Equine athletes can incur musculoskeletal injuries due to repetitive loading during training and competition. Prior to signs of lameness, horse trainers and veterinarians may observe swelling in the distal limbs, where injuries most frequently occur. Early observations may guide modulation of training to manage physiological stress and mitigate risk of injury. However, these observations of changing limb volume can be subjective and imprecise. The aim of this study was to assess the accuracy and applicability of a tablet-mounted, 3D scanner to measure and record distal limb volumes of horses before and after exercise.

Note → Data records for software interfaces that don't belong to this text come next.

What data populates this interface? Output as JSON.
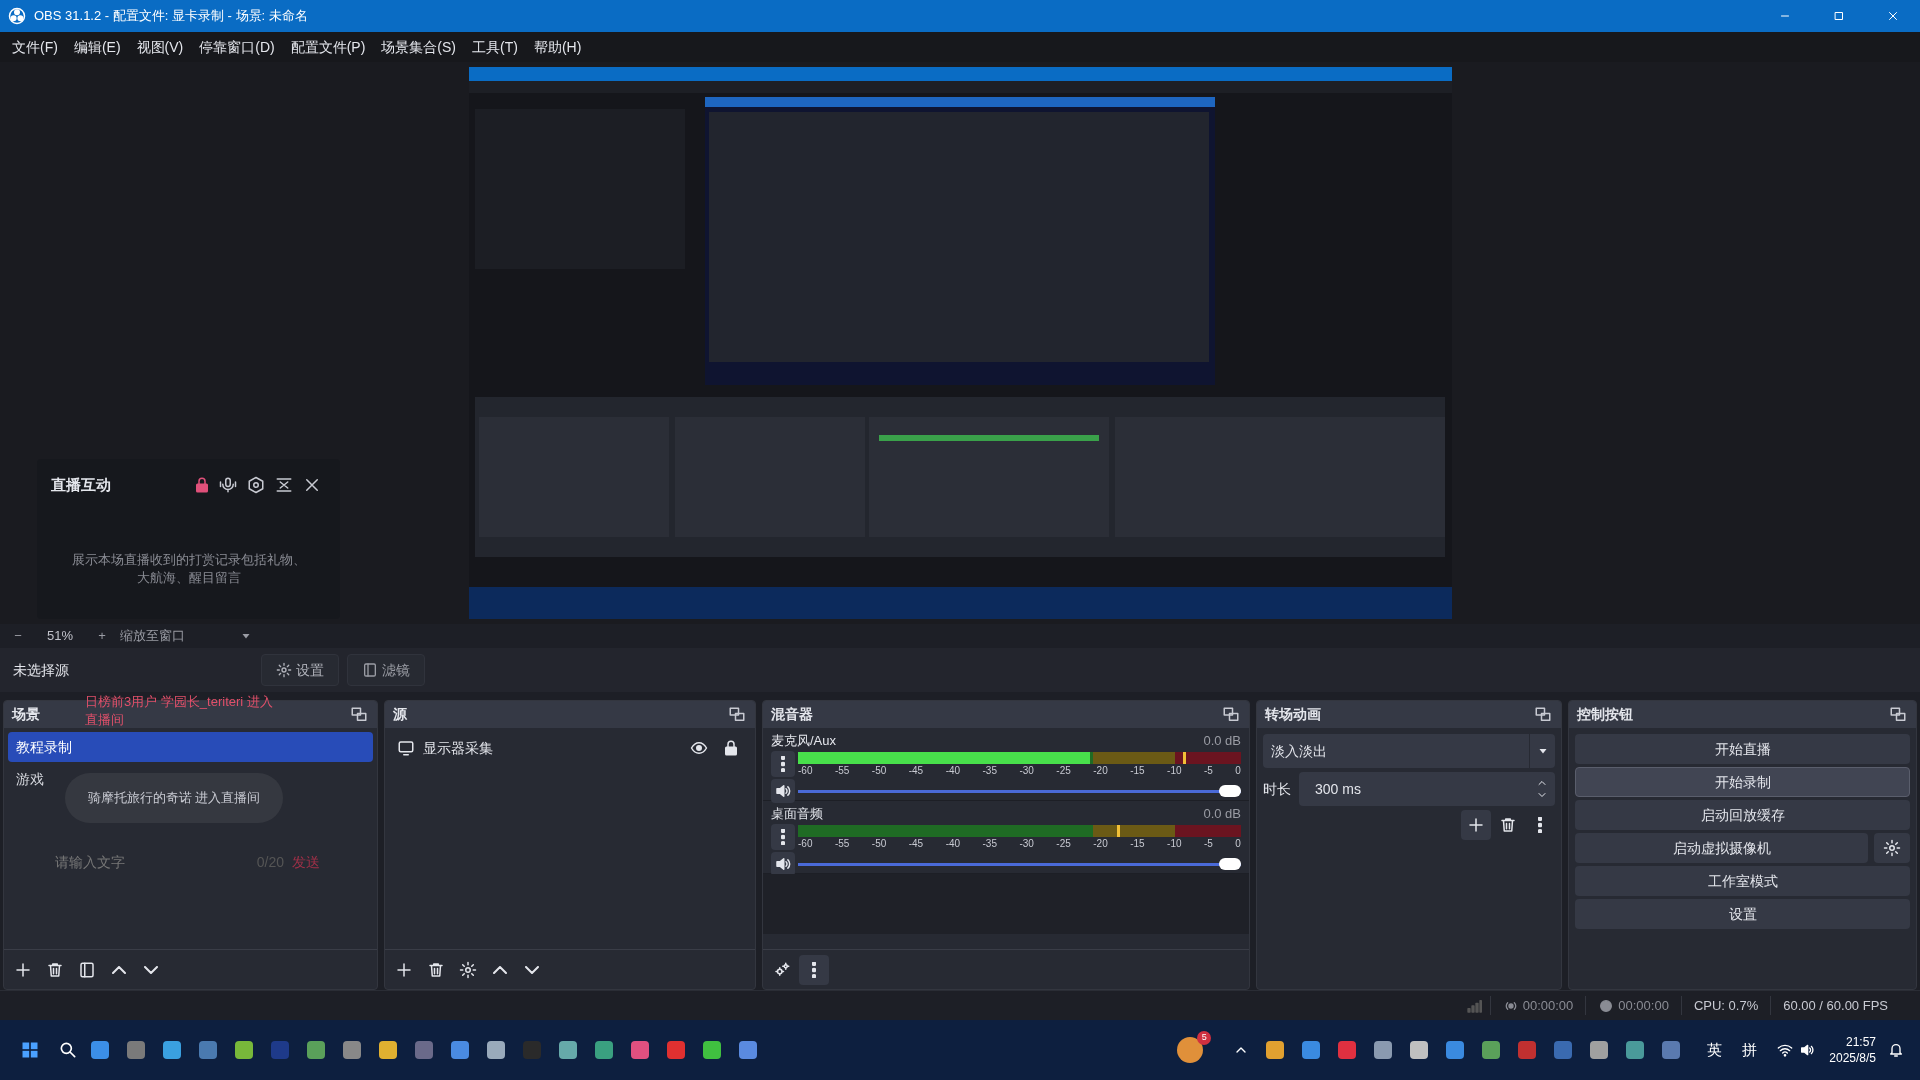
{
  "window": {
    "title": "OBS 31.1.2 - 配置文件: 显卡录制 - 场景: 未命名"
  },
  "menu": [
    "文件(F)",
    "编辑(E)",
    "视图(V)",
    "停靠窗口(D)",
    "配置文件(P)",
    "场景集合(S)",
    "工具(T)",
    "帮助(H)"
  ],
  "zoom_bar": {
    "zoom_out": "−",
    "zoom": "51%",
    "zoom_in": "+",
    "mode": "缩放至窗口"
  },
  "context_bar": {
    "label": "未选择源",
    "settings": "设置",
    "filters": "滤镜"
  },
  "scenes": {
    "title": "场景",
    "items": [
      {
        "name": "教程录制",
        "selected": true
      },
      {
        "name": "游戏",
        "selected": false
      }
    ]
  },
  "sources": {
    "title": "源",
    "items": [
      {
        "name": "显示器采集",
        "visible": true,
        "locked": true
      }
    ]
  },
  "mixer": {
    "title": "混音器",
    "channels": [
      {
        "name": "麦克风/Aux",
        "reading": "0.0 dB",
        "meter": {
          "level": 0.66
        },
        "peak": {
          "level": 0.87
        },
        "volume": {
          "level": 1
        },
        "scale": [
          "-60",
          "-55",
          "-50",
          "-45",
          "-40",
          "-35",
          "-30",
          "-25",
          "-20",
          "-15",
          "-10",
          "-5",
          "0"
        ]
      },
      {
        "name": "桌面音频",
        "reading": "0.0 dB",
        "meter": {
          "level": 0
        },
        "peak": {
          "level": 0.72
        },
        "volume": {
          "level": 1
        },
        "scale": [
          "-60",
          "-55",
          "-50",
          "-45",
          "-40",
          "-35",
          "-30",
          "-25",
          "-20",
          "-15",
          "-10",
          "-5",
          "0"
        ]
      }
    ]
  },
  "transitions": {
    "title": "转场动画",
    "transition": "淡入淡出",
    "duration_label": "时长",
    "duration": "300 ms"
  },
  "controls": {
    "title": "控制按钮",
    "buttons": [
      {
        "label": "开始直播",
        "kind": "plain",
        "hover": false
      },
      {
        "label": "开始录制",
        "kind": "plain",
        "hover": true
      },
      {
        "label": "启动回放缓存",
        "kind": "plain",
        "hover": false
      },
      {
        "label": "启动虚拟摄像机",
        "kind": "with_settings",
        "hover": false
      },
      {
        "label": "工作室模式",
        "kind": "plain",
        "hover": false
      },
      {
        "label": "设置",
        "kind": "plain",
        "hover": false
      }
    ]
  },
  "status_bar": {
    "stream_time": "00:00:00",
    "record_time": "00:00:00",
    "cpu": "CPU: 0.7%",
    "fps": "60.00 / 60.00 FPS"
  },
  "live_panel": {
    "title": "直播互动",
    "locked": true,
    "empty_text": "展示本场直播收到的打赏记录包括礼物、大航海、醒目留言",
    "notice": "日榜前3用户 学园长_teriteri 进入直播间",
    "entry": "骑摩托旅行的奇诺 进入直播间",
    "placeholder": "请输入文字",
    "counter": "0/20",
    "send": "发送"
  },
  "taskbar": {
    "weather_badge": "5",
    "ime": [
      "英",
      "拼"
    ],
    "time": "21:57",
    "date": "2025/8/5"
  }
}
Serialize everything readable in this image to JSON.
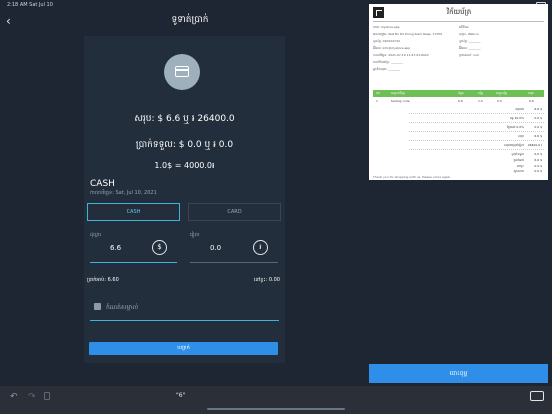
{
  "status_bar": {
    "time_date": "2:18 AM  Sat Jul 10"
  },
  "header": {
    "title": "ទូទាត់ប្រាក់",
    "back_icon": "chevron-left-icon"
  },
  "payment": {
    "total_line": "សរុប: $ 6.6 ឬ ៛ 26400.0",
    "paid_line": "ប្រាក់ទទួល: $ 0.0 ឬ ៛ 0.0",
    "rate_line": "1.0$ = 4000.0៛",
    "method": "CASH",
    "date_line": "កាលបរិច្ឆេទ: Sat, Jul 10, 2021",
    "tabs": [
      {
        "label": "CASH",
        "selected": true
      },
      {
        "label": "CARD",
        "selected": false
      }
    ],
    "usd_field": {
      "label": "ដុល្លារ",
      "value": "6.6",
      "currency": "$"
    },
    "riel_field": {
      "label": "រៀល",
      "value": "0.0",
      "currency": "៛"
    },
    "change_line": "ប្រាក់អាប់: 6.60",
    "remain_line": "នៅខ្វះ: 0.00",
    "note_placeholder": "កំណត់សម្គាល់",
    "confirm_label": "បញ្ជាក់"
  },
  "receipt": {
    "title": "វិក័យប័ត្រ",
    "info_left": [
      "ហាង: mystore.app",
      "អាសយដ្ឋាន: Wat Bo Rd Krong Siem Reap, 17259",
      "ទូរស័ព្ទ: 010424744",
      "អ៊ីមែល: info@mystore.app",
      "កាលបរិច្ឆេទ: 2021-07-10 11:47:01.6022",
      "លេខវិក័យប័ត្រ: ________",
      "អ្នកគិតលុយ: ________"
    ],
    "info_right": [
      "អតិថិជន",
      "ឈ្មោះ: Walk-in",
      "ទូរស័ព្ទ: ________",
      "អ៊ីមែល: ________",
      "ប្រភេទលក់: null"
    ],
    "table_headers": [
      "លរ",
      "ឈ្មោះទំនិញ",
      "ចំនួន",
      "តម្លៃ",
      "បញ្ចុះតម្លៃ",
      "សរុប"
    ],
    "rows": [
      [
        "1",
        "testing code",
        "6.6",
        "1.0",
        "0.0",
        "6.6"
      ]
    ],
    "summary": [
      {
        "label": "សរុបរង",
        "value": "6.6 $"
      },
      {
        "label": "ពន្ធ 10.0%",
        "value": "0.0 $"
      },
      {
        "label": "ថ្លៃសេវា 0.0%",
        "value": "0.0 $"
      },
      {
        "label": "សរុប",
        "value": "6.6 $"
      },
      {
        "label": "សរុបជាប្រាក់រៀល",
        "value": "26400.0 ៛"
      },
      {
        "label": "ប្រាក់ទទួល",
        "value": "0.0 $"
      },
      {
        "label": "ប្រាក់អាប់",
        "value": "6.6 $"
      },
      {
        "label": "នៅខ្វះ",
        "value": "0.0 $"
      },
      {
        "label": "ស្ថានភាព",
        "value": "0.0 $"
      }
    ],
    "thanks": "Thank you for shopping with us. Please come again"
  },
  "print_label": "បោះពុម្ព",
  "keyboard": {
    "suggestion": "\"6\""
  }
}
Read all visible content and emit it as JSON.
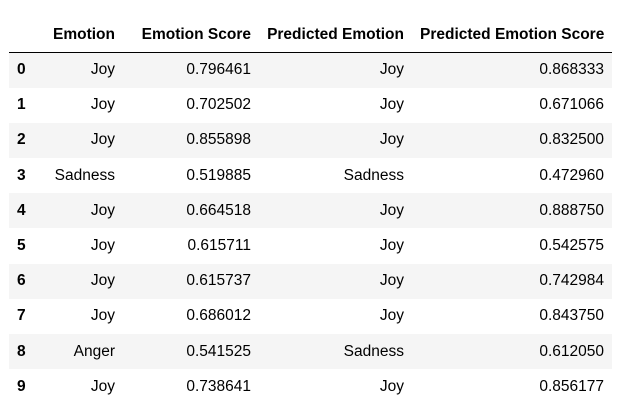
{
  "table": {
    "index_header": "",
    "columns": [
      "Emotion",
      "Emotion Score",
      "Predicted Emotion",
      "Predicted Emotion Score"
    ],
    "rows": [
      {
        "index": "0",
        "cells": [
          "Joy",
          "0.796461",
          "Joy",
          "0.868333"
        ]
      },
      {
        "index": "1",
        "cells": [
          "Joy",
          "0.702502",
          "Joy",
          "0.671066"
        ]
      },
      {
        "index": "2",
        "cells": [
          "Joy",
          "0.855898",
          "Joy",
          "0.832500"
        ]
      },
      {
        "index": "3",
        "cells": [
          "Sadness",
          "0.519885",
          "Sadness",
          "0.472960"
        ]
      },
      {
        "index": "4",
        "cells": [
          "Joy",
          "0.664518",
          "Joy",
          "0.888750"
        ]
      },
      {
        "index": "5",
        "cells": [
          "Joy",
          "0.615711",
          "Joy",
          "0.542575"
        ]
      },
      {
        "index": "6",
        "cells": [
          "Joy",
          "0.615737",
          "Joy",
          "0.742984"
        ]
      },
      {
        "index": "7",
        "cells": [
          "Joy",
          "0.686012",
          "Joy",
          "0.843750"
        ]
      },
      {
        "index": "8",
        "cells": [
          "Anger",
          "0.541525",
          "Sadness",
          "0.612050"
        ]
      },
      {
        "index": "9",
        "cells": [
          "Joy",
          "0.738641",
          "Joy",
          "0.856177"
        ]
      }
    ]
  },
  "colors": {
    "stripe": "#f5f5f5",
    "header_rule": "#000000",
    "text": "#000000"
  }
}
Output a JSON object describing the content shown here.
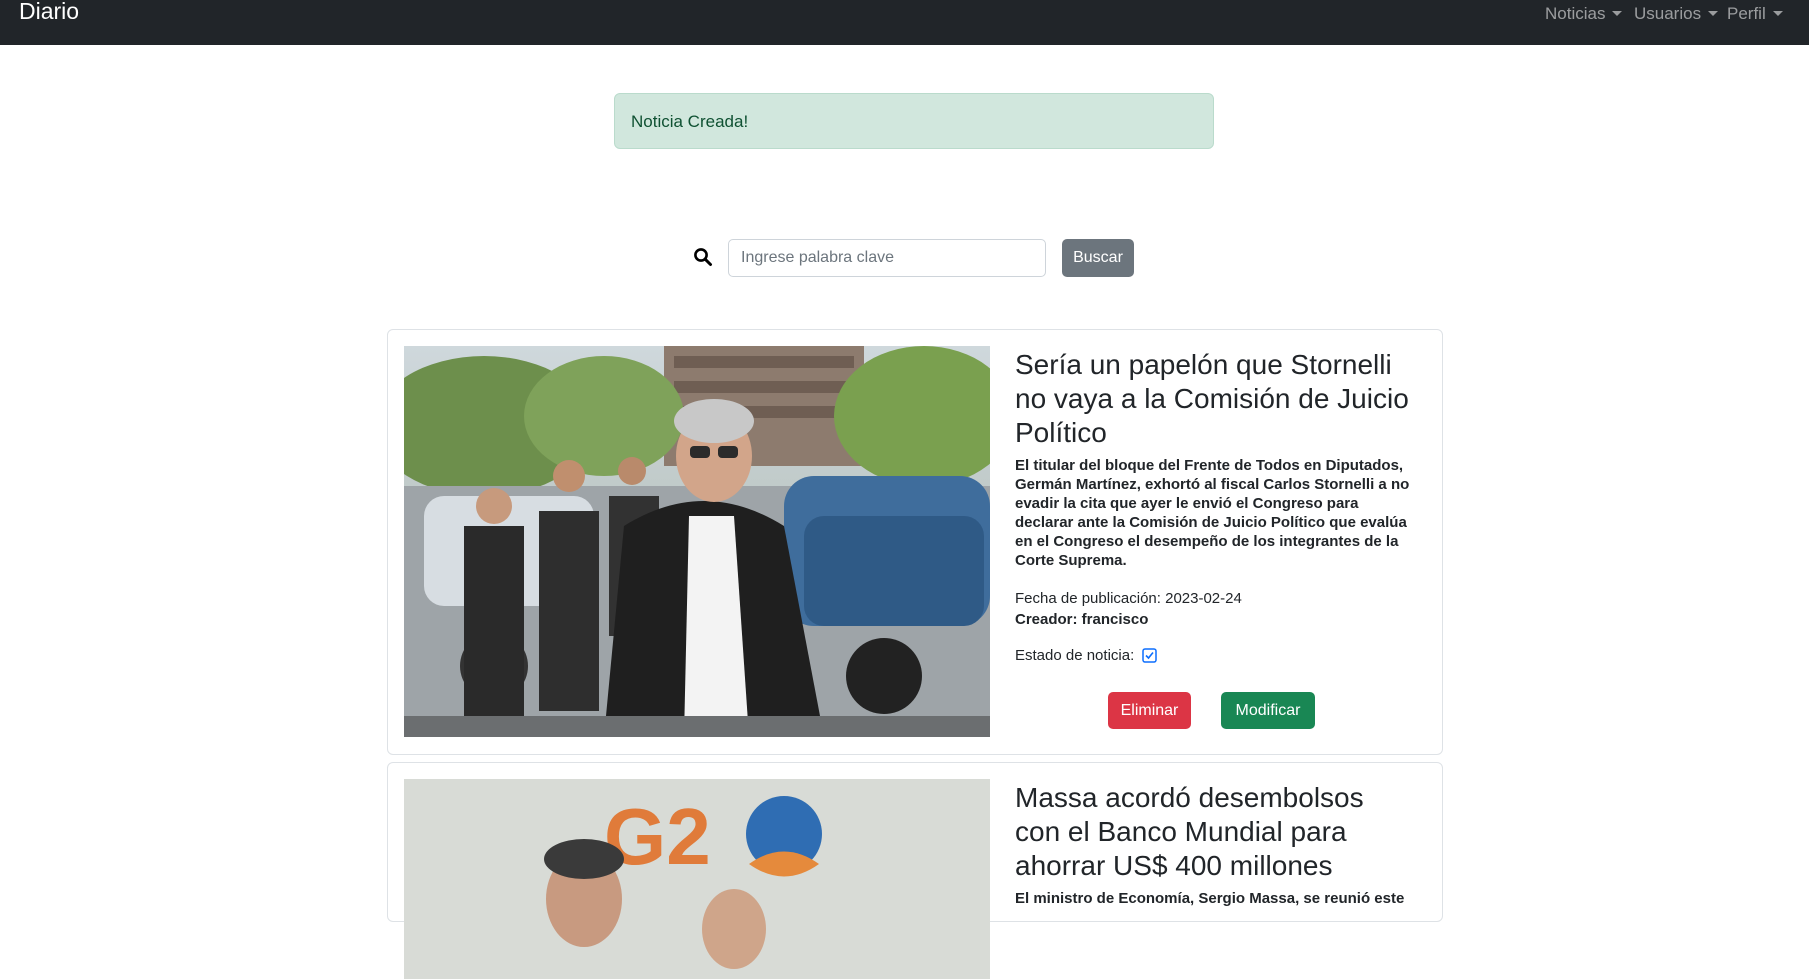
{
  "navbar": {
    "brand": "Diario",
    "menus": [
      {
        "label": "Noticias"
      },
      {
        "label": "Usuarios"
      },
      {
        "label": "Perfil"
      }
    ]
  },
  "alert": {
    "message": "Noticia Creada!",
    "color": "#d1e7dd"
  },
  "search": {
    "icon": "search-icon",
    "placeholder": "Ingrese palabra clave",
    "value": "",
    "button_label": "Buscar"
  },
  "news": [
    {
      "title": "Sería un papelón que Stornelli no vaya a la Comisión de Juicio Político",
      "summary": "El titular del bloque del Frente de Todos en Diputados, Germán Martínez, exhortó al fiscal Carlos Stornelli a no evadir la cita que ayer le envió el Congreso para declarar ante la Comisión de Juicio Político que evalúa en el Congreso el desempeño de los integrantes de la Corte Suprema.",
      "date_line": "Fecha de publicación: 2023-02-24",
      "creator_line": "Creador: francisco",
      "status_label": "Estado de noticia:",
      "status_checked": true,
      "delete_label": "Eliminar",
      "modify_label": "Modificar"
    },
    {
      "title": "Massa acordó desembolsos con el Banco Mundial para ahorrar US$ 400 millones",
      "summary": "El ministro de Economía, Sergio Massa, se reunió este"
    }
  ],
  "colors": {
    "navbar": "#212529",
    "danger": "#dc3545",
    "success": "#198754",
    "secondary": "#6c757d"
  }
}
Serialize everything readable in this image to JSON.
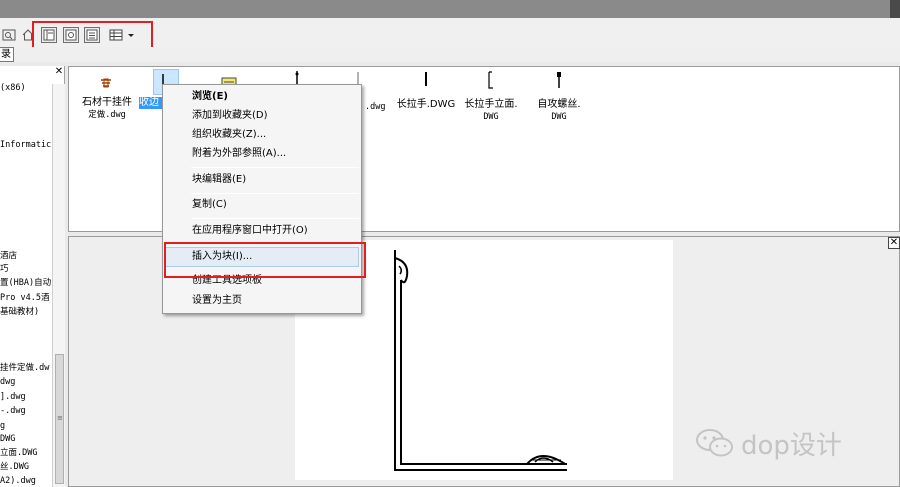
{
  "tab": {
    "label": "录"
  },
  "tree": {
    "lines": [
      "(x86)",
      "Informatic",
      "酒店",
      "巧",
      "置(HBA)自动",
      "Pro v4.5酒",
      "基础教材)",
      "挂件定做.dw",
      "dwg",
      "].dwg",
      "-.dwg",
      "g",
      "DWG",
      "立面.DWG",
      "丝.DWG",
      "A2).dwg"
    ]
  },
  "content": {
    "items": [
      {
        "line1": "石材干挂件",
        "line2": "定做.dwg"
      },
      {
        "line1": "收边"
      },
      {
        "line1": ".dwg"
      },
      {
        "line1": "长拉手.DWG"
      },
      {
        "line1": "长拉手立面.",
        "line2": "DWG"
      },
      {
        "line1": "自攻螺丝.",
        "line2": "DWG"
      }
    ]
  },
  "menu": {
    "items": [
      "浏览(E)",
      "添加到收藏夹(D)",
      "组织收藏夹(Z)...",
      "附着为外部参照(A)...",
      "块编辑器(E)",
      "复制(C)",
      "在应用程序窗口中打开(O)",
      "插入为块(I)...",
      "创建工具选项板",
      "设置为主页"
    ]
  },
  "watermark": {
    "text": "dop设计"
  },
  "colors": {
    "highlight": "#e02020",
    "selection": "#3399ff"
  }
}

Users recorded scans of a cylinder of known volume with errors up to 8%. Experienced users’ measures were biased (i.e., consistently overestimated). The scanner was able to detect statistically significant increases in volume for both fore and hind limbs after one jumping session (310–2058 cm3). Age and intensity of workload may play a role in magnitude of limb swelling, but had mixed conclusions between fore and hind limbs. More studies with additional horses must be performed to solidify these relationships. The evaluated 3D scanner is a low-cost, accessible tool that was able to detect changes in limb swelling as a result of exercise and mechanical stress. With continued research, this information may guide training programs to decrease injury and maximize performance of equine athletes in the future.
|Cite this work||
Researchers should cite this work as follows: